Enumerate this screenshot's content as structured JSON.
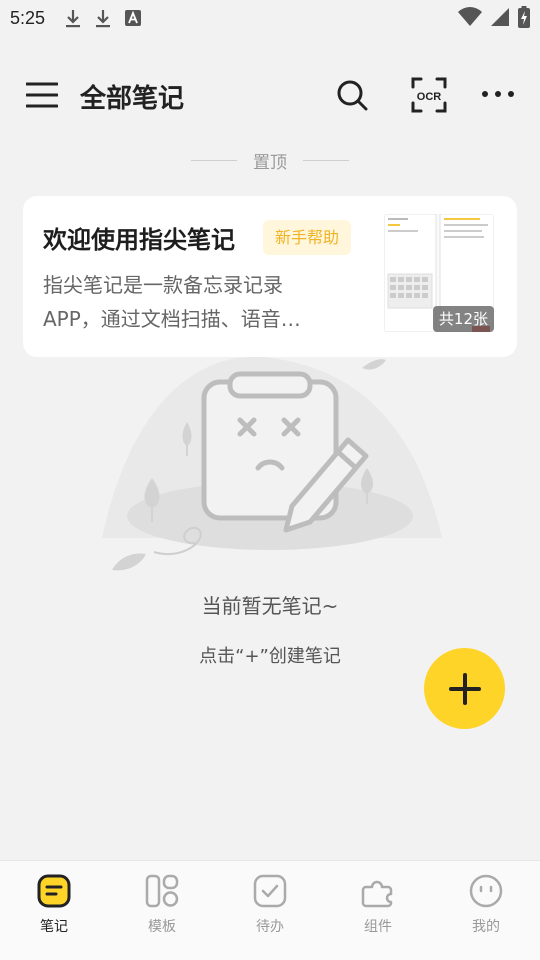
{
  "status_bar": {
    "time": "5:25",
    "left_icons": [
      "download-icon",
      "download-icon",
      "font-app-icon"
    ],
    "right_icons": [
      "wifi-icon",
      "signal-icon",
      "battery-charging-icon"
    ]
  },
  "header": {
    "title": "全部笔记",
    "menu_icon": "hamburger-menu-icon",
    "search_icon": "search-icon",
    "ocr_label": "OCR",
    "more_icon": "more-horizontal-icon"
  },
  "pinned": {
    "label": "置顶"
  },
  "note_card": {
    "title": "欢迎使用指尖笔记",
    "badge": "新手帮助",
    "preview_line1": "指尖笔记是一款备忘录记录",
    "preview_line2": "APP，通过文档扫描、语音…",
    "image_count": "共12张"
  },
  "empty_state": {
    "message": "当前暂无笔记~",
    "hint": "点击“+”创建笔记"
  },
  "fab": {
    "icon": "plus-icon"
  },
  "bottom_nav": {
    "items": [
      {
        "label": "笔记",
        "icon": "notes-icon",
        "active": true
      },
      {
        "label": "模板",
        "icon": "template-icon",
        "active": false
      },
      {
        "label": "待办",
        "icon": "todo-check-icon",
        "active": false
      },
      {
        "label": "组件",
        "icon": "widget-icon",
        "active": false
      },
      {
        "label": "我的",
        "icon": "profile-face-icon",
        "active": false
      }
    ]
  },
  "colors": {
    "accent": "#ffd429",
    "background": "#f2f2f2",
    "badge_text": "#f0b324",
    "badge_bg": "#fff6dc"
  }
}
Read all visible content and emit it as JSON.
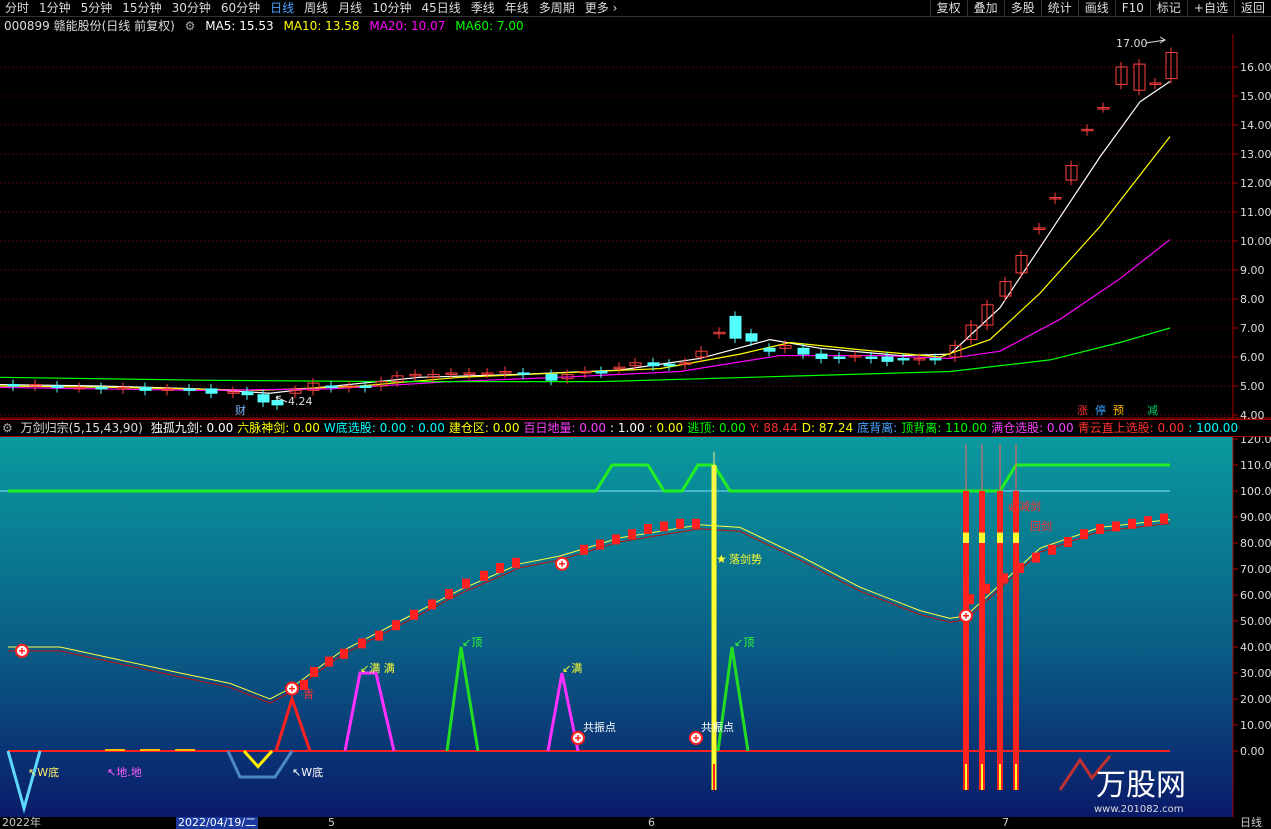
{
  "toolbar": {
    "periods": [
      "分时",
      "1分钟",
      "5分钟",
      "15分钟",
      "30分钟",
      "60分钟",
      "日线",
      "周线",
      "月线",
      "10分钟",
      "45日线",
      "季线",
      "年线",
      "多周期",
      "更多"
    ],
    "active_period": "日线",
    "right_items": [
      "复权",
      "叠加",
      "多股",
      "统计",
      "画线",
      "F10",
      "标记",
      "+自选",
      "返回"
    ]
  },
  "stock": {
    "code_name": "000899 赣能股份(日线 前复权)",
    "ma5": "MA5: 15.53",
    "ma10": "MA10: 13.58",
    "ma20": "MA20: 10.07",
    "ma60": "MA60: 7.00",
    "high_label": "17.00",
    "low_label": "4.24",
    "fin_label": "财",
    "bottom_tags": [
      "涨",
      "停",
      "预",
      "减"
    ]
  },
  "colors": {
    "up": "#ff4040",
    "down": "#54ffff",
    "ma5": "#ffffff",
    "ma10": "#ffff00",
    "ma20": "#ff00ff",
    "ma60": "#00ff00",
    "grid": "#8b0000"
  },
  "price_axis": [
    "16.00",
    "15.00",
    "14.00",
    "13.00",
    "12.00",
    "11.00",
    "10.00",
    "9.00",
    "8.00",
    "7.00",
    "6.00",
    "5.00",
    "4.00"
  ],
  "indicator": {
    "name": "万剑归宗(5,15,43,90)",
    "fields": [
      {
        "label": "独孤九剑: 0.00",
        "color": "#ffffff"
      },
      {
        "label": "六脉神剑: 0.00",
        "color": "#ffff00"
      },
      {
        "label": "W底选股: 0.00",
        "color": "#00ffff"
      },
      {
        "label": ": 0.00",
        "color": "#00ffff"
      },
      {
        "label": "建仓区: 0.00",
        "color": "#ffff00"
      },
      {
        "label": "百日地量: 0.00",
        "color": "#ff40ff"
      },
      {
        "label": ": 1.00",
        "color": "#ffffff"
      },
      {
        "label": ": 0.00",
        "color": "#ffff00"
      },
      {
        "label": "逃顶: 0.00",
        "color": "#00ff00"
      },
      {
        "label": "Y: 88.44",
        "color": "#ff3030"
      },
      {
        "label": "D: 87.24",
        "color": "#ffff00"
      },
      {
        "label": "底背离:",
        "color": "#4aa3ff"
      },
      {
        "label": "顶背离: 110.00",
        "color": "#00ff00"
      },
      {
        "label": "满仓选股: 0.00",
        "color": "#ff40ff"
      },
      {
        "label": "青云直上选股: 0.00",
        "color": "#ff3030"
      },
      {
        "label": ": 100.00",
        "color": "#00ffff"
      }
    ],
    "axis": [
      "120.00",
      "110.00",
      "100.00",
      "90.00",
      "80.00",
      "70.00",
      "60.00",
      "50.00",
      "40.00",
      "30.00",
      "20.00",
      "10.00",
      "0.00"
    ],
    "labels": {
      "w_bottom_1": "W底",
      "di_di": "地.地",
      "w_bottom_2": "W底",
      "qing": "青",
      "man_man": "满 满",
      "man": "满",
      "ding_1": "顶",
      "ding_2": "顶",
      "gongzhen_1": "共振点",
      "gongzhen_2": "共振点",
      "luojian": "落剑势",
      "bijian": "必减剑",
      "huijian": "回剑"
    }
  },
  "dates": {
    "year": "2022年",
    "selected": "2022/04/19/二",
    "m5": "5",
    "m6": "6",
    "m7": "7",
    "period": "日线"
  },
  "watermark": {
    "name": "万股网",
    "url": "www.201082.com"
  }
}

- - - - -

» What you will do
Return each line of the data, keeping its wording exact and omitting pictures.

» Output below
Enumerate this screenshot's content as structured JSON.
{
  "status_bar": {
    "time": "5:25",
    "left_icons": [
      "download-icon",
      "download-icon",
      "font-app-icon"
    ],
    "right_icons": [
      "wifi-icon",
      "signal-icon",
      "battery-charging-icon"
    ]
  },
  "header": {
    "title": "全部笔记",
    "menu_icon": "hamburger-menu-icon",
    "search_icon": "search-icon",
    "ocr_label": "OCR",
    "more_icon": "more-horizontal-icon"
  },
  "pinned": {
    "label": "置顶"
  },
  "note_card": {
    "title": "欢迎使用指尖笔记",
    "badge": "新手帮助",
    "preview_line1": "指尖笔记是一款备忘录记录",
    "preview_line2": "APP，通过文档扫描、语音…",
    "image_count": "共12张"
  },
  "empty_state": {
    "message": "当前暂无笔记~",
    "hint": "点击“+”创建笔记"
  },
  "fab": {
    "icon": "plus-icon"
  },
  "bottom_nav": {
    "items": [
      {
        "label": "笔记",
        "icon": "notes-icon",
        "active": true
      },
      {
        "label": "模板",
        "icon": "template-icon",
        "active": false
      },
      {
        "label": "待办",
        "icon": "todo-check-icon",
        "active": false
      },
      {
        "label": "组件",
        "icon": "widget-icon",
        "active": false
      },
      {
        "label": "我的",
        "icon": "profile-face-icon",
        "active": false
      }
    ]
  },
  "colors": {
    "accent": "#ffd429",
    "background": "#f2f2f2",
    "badge_text": "#f0b324",
    "badge_bg": "#fff6dc"
  }
}
Read all visible content and emit it as JSON.
{
  "toolbar": {
    "periods": [
      "分时",
      "1分钟",
      "5分钟",
      "15分钟",
      "30分钟",
      "60分钟",
      "日线",
      "周线",
      "月线",
      "10分钟",
      "45日线",
      "季线",
      "年线",
      "多周期",
      "更多"
    ],
    "active_period": "日线",
    "right_items": [
      "复权",
      "叠加",
      "多股",
      "统计",
      "画线",
      "F10",
      "标记",
      "+自选",
      "返回"
    ]
  },
  "stock": {
    "code_name": "000899 赣能股份(日线 前复权)",
    "ma5": "MA5: 15.53",
    "ma10": "MA10: 13.58",
    "ma20": "MA20: 10.07",
    "ma60": "MA60: 7.00",
    "high_label": "17.00",
    "low_label": "4.24",
    "fin_label": "财",
    "bottom_tags": [
      "涨",
      "停",
      "预",
      "减"
    ]
  },
  "colors": {
    "up": "#ff4040",
    "down": "#54ffff",
    "ma5": "#ffffff",
    "ma10": "#ffff00",
    "ma20": "#ff00ff",
    "ma60": "#00ff00",
    "grid": "#8b0000"
  },
  "price_axis": [
    "16.00",
    "15.00",
    "14.00",
    "13.00",
    "12.00",
    "11.00",
    "10.00",
    "9.00",
    "8.00",
    "7.00",
    "6.00",
    "5.00",
    "4.00"
  ],
  "indicator": {
    "name": "万剑归宗(5,15,43,90)",
    "fields": [
      {
        "label": "独孤九剑: 0.00",
        "color": "#ffffff"
      },
      {
        "label": "六脉神剑: 0.00",
        "color": "#ffff00"
      },
      {
        "label": "W底选股: 0.00",
        "color": "#00ffff"
      },
      {
        "label": ": 0.00",
        "color": "#00ffff"
      },
      {
        "label": "建仓区: 0.00",
        "color": "#ffff00"
      },
      {
        "label": "百日地量: 0.00",
        "color": "#ff40ff"
      },
      {
        "label": ": 1.00",
        "color": "#ffffff"
      },
      {
        "label": ": 0.00",
        "color": "#ffff00"
      },
      {
        "label": "逃顶: 0.00",
        "color": "#00ff00"
      },
      {
        "label": "Y: 88.44",
        "color": "#ff3030"
      },
      {
        "label": "D: 87.24",
        "color": "#ffff00"
      },
      {
        "label": "底背离:",
        "color": "#4aa3ff"
      },
      {
        "label": "顶背离: 110.00",
        "color": "#00ff00"
      },
      {
        "label": "满仓选股: 0.00",
        "color": "#ff40ff"
      },
      {
        "label": "青云直上选股: 0.00",
        "color": "#ff3030"
      },
      {
        "label": ": 100.00",
        "color": "#00ffff"
      }
    ],
    "axis": [
      "120.00",
      "110.00",
      "100.00",
      "90.00",
      "80.00",
      "70.00",
      "60.00",
      "50.00",
      "40.00",
      "30.00",
      "20.00",
      "10.00",
      "0.00"
    ],
    "labels": {
      "w_bottom_1": "W底",
      "di_di": "地.地",
      "w_bottom_2": "W底",
      "qing": "青",
      "man_man": "满 满",
      "man": "满",
      "ding_1": "顶",
      "ding_2": "顶",
      "gongzhen_1": "共振点",
      "gongzhen_2": "共振点",
      "luojian": "落剑势",
      "bijian": "必减剑",
      "huijian": "回剑"
    }
  },
  "dates": {
    "year": "2022年",
    "selected": "2022/04/19/二",
    "m5": "5",
    "m6": "6",
    "m7": "7",
    "period": "日线"
  },
  "watermark": {
    "name": "万股网",
    "url": "www.201082.com"
  }
}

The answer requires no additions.